Boogie-Woogie Does Not Cause Delinquency!


On this day, 500 teenagers at a public forum mocked the idea that boogie-woogie music caused delinquency. (They did not comment on whether it cures acne.) Symphony conductor Arthur Rodzinsky had warned about the bad influence of boogie-woogie. The forum was one of a series of planned forums organized by The New York Times.

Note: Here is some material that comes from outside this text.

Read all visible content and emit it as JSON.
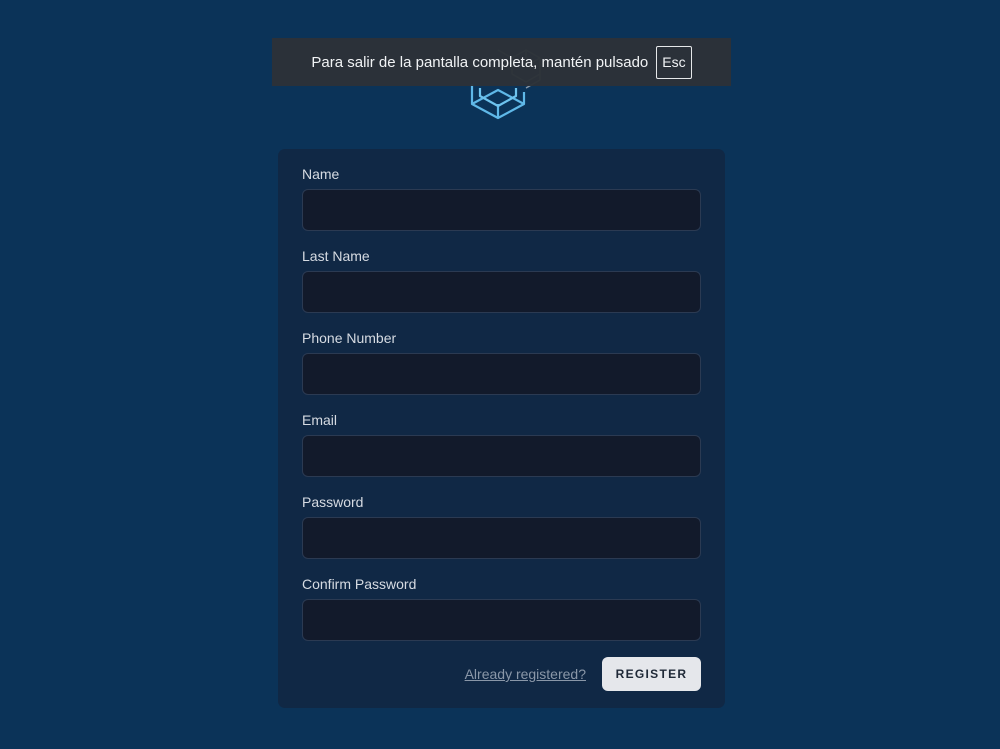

The teenagers also discussed delinquency, mixed marriages and war work.

In the 1950s, many conservatives believed that rock and roll would lead to delinquency and moral breakdowns (see, for example, May 22, 1955). Earlier, in the 1920s there were efforts to ban jazz from the radio because it was “degrading.” See March 14, 1928.

Learn more: Eric Nuzum, Parental Advisory: Music Censorship in America (2001)

Watch Meade Lux Lewis play 1940s boogie woogie: http://www.youtube.com/watch?v=1pAJEC_kcpc

Find a Day

Abortion Rights ACLU african-americans Alice Paul anti-communism Anti-Communist Hysteria Birth Control Brown v. Board of Education Censorship CIA Civil Rights Civil Rights Act of 1964 Cold War Espionage Act FBI First Amendment Fourteenth Amendment freedom of speech Free Speech Gay Rights Hate Speech homosexuality Hoover, J. Edgar HUAC Japanese American Internment King, Dr. Martin Luther Ku Klux Klan Labor Unions Lesbian and Gay Rights Loyalty Oaths McCarthy, Sen. Joe New York Times Obscenity Police Misconduct Same-Sex Marriage Separation of Church and State Sex Discrimination Smith Act Spying Spying on Americans Vietnam War Voting Rights Voting Rights Act of 1965 War on Terror Watergate White House Women's Rights Women's Suffrage World War I World War II Relocation Camps


Tell Us What You Think

We want to hear your comments, criticisms and suggestions!